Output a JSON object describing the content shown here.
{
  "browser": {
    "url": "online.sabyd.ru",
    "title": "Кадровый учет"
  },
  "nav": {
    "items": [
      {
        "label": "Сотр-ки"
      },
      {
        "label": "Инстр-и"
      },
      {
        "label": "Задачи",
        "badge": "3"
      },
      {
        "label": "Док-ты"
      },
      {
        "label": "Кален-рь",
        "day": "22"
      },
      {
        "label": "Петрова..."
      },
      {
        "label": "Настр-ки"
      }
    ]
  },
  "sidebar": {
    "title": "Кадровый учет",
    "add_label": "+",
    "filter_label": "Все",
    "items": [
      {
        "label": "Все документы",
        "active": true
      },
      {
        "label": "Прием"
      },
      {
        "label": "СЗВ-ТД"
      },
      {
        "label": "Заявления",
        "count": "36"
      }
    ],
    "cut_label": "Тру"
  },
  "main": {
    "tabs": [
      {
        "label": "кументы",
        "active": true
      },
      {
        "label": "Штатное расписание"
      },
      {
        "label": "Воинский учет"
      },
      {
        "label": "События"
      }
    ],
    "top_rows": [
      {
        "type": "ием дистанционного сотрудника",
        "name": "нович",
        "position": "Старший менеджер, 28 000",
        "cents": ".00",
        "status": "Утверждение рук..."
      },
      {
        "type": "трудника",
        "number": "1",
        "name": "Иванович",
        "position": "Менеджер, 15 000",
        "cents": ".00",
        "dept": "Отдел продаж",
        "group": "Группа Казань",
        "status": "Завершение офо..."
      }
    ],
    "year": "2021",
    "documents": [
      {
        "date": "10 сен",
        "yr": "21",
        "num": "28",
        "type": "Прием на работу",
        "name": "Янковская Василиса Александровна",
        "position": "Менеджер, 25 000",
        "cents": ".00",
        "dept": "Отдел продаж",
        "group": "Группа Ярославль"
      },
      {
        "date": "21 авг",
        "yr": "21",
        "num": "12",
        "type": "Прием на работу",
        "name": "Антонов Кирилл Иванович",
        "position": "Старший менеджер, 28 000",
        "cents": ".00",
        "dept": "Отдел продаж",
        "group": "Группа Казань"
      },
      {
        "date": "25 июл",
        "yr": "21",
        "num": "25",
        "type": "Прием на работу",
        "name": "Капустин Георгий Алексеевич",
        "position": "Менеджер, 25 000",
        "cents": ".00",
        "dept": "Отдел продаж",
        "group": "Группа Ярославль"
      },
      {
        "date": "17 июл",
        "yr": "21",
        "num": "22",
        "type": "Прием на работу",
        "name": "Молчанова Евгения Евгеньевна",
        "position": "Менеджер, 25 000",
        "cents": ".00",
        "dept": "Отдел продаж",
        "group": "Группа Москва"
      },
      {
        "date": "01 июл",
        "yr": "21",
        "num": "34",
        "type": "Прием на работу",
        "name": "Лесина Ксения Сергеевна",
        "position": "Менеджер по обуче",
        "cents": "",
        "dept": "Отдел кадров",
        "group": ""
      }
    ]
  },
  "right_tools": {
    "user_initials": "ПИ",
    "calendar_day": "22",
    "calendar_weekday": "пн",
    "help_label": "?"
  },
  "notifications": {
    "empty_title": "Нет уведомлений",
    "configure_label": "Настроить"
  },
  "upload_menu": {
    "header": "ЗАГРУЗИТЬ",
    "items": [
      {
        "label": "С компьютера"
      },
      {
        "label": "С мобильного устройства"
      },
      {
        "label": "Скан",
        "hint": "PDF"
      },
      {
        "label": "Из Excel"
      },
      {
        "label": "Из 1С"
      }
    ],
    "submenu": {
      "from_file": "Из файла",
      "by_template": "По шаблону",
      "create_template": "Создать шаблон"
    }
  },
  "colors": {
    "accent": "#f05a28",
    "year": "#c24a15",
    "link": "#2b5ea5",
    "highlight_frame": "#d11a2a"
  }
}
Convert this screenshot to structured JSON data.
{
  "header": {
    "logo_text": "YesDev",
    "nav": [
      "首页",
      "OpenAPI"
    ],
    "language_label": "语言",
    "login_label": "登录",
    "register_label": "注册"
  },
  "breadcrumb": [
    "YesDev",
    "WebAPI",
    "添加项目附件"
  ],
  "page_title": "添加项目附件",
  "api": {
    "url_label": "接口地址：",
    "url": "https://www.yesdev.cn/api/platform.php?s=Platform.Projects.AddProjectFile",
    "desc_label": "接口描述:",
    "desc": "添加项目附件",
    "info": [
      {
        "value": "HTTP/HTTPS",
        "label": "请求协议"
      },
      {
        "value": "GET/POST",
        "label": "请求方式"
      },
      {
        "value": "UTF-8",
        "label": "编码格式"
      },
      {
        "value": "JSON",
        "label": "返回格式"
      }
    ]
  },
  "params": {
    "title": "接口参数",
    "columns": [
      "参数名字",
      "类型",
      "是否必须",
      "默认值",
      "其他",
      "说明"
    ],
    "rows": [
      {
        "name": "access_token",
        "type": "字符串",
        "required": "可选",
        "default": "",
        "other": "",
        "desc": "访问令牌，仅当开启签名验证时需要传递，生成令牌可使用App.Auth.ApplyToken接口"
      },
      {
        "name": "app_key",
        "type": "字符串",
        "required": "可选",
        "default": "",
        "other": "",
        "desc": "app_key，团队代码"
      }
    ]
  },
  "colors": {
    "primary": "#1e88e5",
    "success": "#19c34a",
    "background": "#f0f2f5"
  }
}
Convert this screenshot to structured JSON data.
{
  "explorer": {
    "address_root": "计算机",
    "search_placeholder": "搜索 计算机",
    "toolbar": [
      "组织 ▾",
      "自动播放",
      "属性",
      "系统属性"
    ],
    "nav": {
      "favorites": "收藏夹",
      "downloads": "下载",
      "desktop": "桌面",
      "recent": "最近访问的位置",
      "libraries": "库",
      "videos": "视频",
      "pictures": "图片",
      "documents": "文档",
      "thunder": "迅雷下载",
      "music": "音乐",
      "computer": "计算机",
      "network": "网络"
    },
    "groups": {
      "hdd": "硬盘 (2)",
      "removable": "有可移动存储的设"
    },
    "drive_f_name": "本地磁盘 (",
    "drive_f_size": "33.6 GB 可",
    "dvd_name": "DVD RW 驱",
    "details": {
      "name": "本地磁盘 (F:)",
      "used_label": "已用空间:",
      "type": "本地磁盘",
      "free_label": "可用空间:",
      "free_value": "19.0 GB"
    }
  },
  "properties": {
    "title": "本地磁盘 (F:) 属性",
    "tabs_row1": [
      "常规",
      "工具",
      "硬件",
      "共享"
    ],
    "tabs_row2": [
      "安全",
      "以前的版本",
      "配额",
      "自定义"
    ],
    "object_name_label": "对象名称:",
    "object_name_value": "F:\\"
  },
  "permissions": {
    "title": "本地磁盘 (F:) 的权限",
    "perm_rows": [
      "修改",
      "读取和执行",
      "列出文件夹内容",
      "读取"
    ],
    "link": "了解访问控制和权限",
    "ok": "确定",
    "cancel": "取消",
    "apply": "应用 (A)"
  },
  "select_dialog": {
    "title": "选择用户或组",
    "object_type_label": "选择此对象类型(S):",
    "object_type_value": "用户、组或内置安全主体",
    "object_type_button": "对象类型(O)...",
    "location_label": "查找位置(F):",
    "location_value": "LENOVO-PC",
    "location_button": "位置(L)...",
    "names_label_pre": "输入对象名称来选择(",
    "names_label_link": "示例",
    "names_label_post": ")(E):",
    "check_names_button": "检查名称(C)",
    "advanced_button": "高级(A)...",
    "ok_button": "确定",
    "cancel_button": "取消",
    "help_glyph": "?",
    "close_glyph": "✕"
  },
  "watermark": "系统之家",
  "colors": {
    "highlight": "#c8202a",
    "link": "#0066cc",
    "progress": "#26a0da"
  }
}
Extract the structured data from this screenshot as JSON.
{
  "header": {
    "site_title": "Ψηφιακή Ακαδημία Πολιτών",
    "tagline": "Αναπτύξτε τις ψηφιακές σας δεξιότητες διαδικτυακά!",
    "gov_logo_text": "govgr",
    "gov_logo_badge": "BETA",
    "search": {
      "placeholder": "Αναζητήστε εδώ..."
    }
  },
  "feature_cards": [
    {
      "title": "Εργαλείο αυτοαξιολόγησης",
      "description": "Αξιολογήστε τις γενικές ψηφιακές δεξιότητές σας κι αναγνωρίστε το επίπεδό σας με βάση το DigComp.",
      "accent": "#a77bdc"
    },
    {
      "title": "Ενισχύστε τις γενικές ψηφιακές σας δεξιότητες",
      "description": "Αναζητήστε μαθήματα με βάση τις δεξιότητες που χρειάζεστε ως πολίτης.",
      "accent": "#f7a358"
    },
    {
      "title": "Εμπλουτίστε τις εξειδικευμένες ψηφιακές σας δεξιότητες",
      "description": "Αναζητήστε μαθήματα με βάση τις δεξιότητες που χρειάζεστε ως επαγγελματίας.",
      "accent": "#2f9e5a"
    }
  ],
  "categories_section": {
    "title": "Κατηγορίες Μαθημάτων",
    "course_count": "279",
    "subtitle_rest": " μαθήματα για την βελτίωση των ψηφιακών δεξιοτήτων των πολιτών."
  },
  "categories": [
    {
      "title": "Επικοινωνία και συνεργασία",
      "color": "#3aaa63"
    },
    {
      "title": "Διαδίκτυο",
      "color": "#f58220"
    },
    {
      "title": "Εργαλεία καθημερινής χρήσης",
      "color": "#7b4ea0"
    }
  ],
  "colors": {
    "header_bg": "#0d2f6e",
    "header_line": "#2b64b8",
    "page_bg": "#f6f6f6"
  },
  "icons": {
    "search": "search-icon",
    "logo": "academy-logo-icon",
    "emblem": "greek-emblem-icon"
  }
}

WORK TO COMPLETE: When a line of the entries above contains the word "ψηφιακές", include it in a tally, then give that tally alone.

EXERCISE RESPONSE: 4